Records excerpted from a collection
|---|
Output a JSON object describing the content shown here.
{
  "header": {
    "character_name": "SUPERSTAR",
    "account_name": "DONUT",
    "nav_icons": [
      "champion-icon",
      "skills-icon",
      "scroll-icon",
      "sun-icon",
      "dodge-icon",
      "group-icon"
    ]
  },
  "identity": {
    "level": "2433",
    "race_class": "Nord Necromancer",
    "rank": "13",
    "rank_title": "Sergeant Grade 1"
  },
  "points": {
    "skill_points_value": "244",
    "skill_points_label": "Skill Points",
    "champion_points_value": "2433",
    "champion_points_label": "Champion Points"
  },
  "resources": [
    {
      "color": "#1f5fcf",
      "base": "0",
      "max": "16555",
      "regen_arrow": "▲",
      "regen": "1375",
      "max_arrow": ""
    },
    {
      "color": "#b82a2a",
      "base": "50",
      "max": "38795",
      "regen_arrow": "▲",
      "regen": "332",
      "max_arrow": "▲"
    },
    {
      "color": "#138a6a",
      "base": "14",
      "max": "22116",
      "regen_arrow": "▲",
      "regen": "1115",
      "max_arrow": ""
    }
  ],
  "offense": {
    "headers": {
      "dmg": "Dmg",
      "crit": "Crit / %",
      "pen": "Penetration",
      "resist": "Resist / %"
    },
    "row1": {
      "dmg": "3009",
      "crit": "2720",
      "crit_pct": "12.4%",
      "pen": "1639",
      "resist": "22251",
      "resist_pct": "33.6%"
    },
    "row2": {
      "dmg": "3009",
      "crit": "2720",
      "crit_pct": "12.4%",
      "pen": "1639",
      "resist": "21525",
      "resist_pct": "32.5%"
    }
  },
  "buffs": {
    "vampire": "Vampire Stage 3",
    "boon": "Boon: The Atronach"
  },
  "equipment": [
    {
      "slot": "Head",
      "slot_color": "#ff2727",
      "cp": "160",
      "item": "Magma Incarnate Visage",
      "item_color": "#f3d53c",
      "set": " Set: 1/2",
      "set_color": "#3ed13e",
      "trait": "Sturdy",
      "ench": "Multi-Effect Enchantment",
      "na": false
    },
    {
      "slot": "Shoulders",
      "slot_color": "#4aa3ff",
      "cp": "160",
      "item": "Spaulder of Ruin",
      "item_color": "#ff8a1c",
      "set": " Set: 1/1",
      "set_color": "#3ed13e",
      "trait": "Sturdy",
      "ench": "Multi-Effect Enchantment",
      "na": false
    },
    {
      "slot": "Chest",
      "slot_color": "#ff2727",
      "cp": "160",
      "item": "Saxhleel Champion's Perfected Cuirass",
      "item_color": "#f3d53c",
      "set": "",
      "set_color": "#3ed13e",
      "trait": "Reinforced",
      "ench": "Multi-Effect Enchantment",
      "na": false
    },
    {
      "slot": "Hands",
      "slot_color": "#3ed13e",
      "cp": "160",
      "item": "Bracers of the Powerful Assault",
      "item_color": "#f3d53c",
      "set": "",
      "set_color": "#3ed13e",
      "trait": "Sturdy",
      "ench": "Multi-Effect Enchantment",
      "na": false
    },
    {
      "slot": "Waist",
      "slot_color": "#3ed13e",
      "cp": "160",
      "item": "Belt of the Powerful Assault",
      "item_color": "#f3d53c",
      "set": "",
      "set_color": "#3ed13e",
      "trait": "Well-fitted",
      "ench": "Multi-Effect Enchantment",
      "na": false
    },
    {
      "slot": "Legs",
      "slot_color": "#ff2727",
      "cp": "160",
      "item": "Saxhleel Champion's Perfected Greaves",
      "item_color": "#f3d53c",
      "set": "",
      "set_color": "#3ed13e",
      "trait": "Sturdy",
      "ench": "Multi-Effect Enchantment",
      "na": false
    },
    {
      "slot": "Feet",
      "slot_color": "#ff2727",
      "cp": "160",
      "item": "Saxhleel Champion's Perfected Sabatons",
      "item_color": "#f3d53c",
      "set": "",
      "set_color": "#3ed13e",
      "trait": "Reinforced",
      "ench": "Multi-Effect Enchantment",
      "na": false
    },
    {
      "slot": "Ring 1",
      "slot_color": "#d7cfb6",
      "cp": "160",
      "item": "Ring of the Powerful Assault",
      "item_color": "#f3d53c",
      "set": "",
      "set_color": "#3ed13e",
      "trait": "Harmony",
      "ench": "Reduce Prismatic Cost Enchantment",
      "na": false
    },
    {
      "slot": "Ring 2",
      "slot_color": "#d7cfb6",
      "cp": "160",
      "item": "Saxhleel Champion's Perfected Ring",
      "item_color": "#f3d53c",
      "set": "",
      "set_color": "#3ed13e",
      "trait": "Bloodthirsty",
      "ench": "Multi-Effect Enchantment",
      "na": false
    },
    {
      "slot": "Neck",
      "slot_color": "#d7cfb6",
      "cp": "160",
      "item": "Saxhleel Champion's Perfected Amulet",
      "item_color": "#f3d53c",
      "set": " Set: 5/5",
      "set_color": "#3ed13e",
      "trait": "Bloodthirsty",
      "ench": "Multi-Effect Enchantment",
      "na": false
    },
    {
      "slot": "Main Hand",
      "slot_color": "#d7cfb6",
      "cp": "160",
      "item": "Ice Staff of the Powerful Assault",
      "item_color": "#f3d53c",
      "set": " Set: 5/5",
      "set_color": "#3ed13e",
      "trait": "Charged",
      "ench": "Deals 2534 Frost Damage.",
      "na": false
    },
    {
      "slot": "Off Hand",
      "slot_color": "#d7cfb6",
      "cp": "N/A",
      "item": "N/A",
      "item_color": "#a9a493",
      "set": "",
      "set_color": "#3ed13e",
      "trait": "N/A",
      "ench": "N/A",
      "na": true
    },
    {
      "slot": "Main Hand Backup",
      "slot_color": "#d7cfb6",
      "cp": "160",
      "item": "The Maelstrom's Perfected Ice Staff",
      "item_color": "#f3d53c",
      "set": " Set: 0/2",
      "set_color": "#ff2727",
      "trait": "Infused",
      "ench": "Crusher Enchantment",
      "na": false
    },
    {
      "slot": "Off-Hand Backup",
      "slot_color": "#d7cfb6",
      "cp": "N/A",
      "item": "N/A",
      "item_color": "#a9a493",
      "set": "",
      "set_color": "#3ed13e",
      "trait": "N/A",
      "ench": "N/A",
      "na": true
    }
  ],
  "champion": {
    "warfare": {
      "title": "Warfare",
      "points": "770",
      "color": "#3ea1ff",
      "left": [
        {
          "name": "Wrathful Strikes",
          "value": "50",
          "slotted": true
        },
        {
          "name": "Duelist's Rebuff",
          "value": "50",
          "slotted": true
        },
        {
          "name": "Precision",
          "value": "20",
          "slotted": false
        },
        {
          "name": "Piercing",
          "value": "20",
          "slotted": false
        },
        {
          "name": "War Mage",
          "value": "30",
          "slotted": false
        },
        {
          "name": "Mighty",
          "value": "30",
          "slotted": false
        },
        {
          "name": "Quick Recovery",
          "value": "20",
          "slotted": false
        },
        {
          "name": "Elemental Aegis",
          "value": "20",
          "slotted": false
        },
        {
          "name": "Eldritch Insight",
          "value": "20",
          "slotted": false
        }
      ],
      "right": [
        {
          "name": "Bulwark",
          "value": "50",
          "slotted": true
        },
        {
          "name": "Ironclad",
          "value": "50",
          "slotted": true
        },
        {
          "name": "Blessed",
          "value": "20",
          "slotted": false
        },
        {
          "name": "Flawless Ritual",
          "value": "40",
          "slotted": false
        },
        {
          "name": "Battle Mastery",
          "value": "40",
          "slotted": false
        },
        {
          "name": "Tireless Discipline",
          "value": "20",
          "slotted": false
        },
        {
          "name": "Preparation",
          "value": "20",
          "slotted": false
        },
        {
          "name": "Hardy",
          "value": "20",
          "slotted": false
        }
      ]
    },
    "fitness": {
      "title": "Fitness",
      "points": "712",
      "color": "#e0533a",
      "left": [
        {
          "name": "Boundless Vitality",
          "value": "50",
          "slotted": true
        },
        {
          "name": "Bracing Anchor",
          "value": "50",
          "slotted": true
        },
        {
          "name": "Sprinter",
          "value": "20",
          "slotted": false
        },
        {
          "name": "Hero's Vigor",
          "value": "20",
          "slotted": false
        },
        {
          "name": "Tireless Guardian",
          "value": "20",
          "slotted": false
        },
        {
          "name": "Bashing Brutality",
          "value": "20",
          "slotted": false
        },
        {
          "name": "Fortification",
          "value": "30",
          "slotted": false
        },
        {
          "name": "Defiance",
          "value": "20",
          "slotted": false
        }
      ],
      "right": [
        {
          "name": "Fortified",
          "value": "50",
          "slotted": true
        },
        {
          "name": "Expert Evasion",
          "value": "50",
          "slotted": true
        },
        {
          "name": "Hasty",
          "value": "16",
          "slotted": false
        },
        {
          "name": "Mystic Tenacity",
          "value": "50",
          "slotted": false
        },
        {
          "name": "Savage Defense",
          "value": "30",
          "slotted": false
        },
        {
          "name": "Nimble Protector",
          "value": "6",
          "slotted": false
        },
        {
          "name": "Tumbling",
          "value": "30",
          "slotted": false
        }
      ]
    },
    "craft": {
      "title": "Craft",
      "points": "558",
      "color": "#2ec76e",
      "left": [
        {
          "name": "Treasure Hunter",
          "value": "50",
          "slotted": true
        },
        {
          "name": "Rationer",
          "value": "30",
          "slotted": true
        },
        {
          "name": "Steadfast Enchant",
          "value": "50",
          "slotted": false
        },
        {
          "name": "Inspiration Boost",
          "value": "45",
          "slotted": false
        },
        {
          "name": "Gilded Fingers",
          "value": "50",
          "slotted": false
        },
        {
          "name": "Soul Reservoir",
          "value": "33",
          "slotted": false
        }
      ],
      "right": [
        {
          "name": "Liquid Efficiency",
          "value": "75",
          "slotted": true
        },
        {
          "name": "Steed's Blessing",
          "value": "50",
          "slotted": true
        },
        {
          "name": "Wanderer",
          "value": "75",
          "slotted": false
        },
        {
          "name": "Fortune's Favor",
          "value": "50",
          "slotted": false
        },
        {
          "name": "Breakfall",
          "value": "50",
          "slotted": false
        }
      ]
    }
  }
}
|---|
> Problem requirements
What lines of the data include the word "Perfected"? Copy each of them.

> Reply to the exercise
      "item": "Saxhleel Champion's Perfected Cuirass",
      "item": "Saxhleel Champion's Perfected Greaves",
      "item": "Saxhleel Champion's Perfected Sabatons",
      "item": "Saxhleel Champion's Perfected Ring",
      "item": "Saxhleel Champion's Perfected Amulet",
      "item": "The Maelstrom's Perfected Ice Staff",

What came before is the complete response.